Lack of transparency around criteria for border poll unlawful, court hears

Victims rights campaigner challenges ruling that decision should be left to Northern Secretary

Secretary of State for Northern Ireland Julian Smith. In June 2018, a High Court judge held there was no legal obligation on the Northern Secretary to have a defined criteria in place for holding a border poll. Photograph: Justin Tallis/AFP via Getty Images

Secretary of State for Northern Ireland Julian Smith. In June 2018, a High Court judge held there was no legal obligation on the Northern Secretary to have a defined criteria in place for holding a border poll. Photograph: Justin Tallis/AFP via Getty Images

 

The British government has unlawfully failed to put in place a policy for holding a border poll in Northern Ireland, the British Court of Appeal heard on Thursday.

Lawyers for a victims campaigner claimed the current criteria for calling a referendum on the question of Irish unity lacks transparency.

Raymond McCord is challenging a ruling that it should be left to the Secretary of State for Northern Ireland to make a decision on the appropriate circumstances. According to his legal team that has led to an unconstitutional situation where current secretary Julian Smith has simply opted to maintain the status quo.

Ronan Lavery QC argued that a policy is now required to bring legal certainty. “My client doesn’t want a border poll, he feels that would be destabilising,” the barrister stressed. But he set out a scenario where such a referendum would be mandatory.

“That is a matter of assessment, with empirical evidence, and whether it would be the worst thing in the world for Northern Ireland if a poll was to be held, the secretary of state is obliged to hold that if the criteria is met.”

Under the terms of the 1998 Good Friday Agreement, Mr Smith can call a vote if he believes a majority of people in the region no longer want to remain part of the United Kingdom.

In June 2018, a High Court judge held there was no legal obligation on the Northern Secretary to have a defined criteria in place.

Mr McCord, an outspoken critic of loyalist paramilitaries since a UVF gang killed his son Raymond jnr in 1997, is appealing that determination.

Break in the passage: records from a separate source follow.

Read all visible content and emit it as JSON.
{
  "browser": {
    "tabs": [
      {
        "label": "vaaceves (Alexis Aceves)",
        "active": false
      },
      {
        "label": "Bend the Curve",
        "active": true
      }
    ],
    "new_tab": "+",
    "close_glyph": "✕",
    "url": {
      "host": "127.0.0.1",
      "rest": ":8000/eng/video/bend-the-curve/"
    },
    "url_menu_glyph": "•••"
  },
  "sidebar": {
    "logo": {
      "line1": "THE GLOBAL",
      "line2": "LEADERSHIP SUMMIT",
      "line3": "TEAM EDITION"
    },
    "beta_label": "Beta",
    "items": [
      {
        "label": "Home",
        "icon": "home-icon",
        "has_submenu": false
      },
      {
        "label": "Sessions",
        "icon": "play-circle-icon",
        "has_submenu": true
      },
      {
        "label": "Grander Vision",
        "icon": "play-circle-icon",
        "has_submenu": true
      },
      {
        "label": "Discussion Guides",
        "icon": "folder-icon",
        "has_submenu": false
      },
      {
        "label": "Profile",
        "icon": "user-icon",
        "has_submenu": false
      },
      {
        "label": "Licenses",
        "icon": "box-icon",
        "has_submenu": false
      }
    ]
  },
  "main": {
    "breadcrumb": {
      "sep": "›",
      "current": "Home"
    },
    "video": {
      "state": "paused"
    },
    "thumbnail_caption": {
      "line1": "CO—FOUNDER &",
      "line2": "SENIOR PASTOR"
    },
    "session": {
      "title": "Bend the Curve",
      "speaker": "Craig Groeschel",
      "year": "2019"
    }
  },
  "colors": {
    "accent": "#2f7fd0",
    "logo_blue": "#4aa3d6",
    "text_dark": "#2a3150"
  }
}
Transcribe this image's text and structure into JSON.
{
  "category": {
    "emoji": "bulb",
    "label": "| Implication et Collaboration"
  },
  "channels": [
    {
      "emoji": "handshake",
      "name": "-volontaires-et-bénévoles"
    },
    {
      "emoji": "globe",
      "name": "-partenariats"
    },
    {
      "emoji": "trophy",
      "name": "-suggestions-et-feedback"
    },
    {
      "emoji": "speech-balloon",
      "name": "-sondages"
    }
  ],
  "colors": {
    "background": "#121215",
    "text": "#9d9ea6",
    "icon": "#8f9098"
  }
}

His lawyers contended that currently no one knows what the criteria is for convening a border poll – a position they alleged is is unlawful.

‘Set in stone’

As the hearing continued Mr McCord insisted his case was about helping all communities in Northern Ireland. “I am trying to take the orange and green sectarian politics and opinions out of a border poll,” he said outside court.

“I want to see a policy set in stone when such a referendum must be held, and not be left to the discretion of the secretary of state, or subject to the demands of either Sinn Féin or the DUP.”

His solicitor, Ciaran O’Hare of McIvor Farrell law firm, pointed to changing demographics and claimed Brexit has had a “profound” effect on attitudes to a united Ireland.

He added: “Right now, the people of Northern Ireland are being denied their constitutional right to self-determination.

“The decision of the Secretary of State for Northern Ireland to maintain the status quo is unconstitutional and flies in the face of the principle of self-determination and the spirit of the Good Friday Agreement.”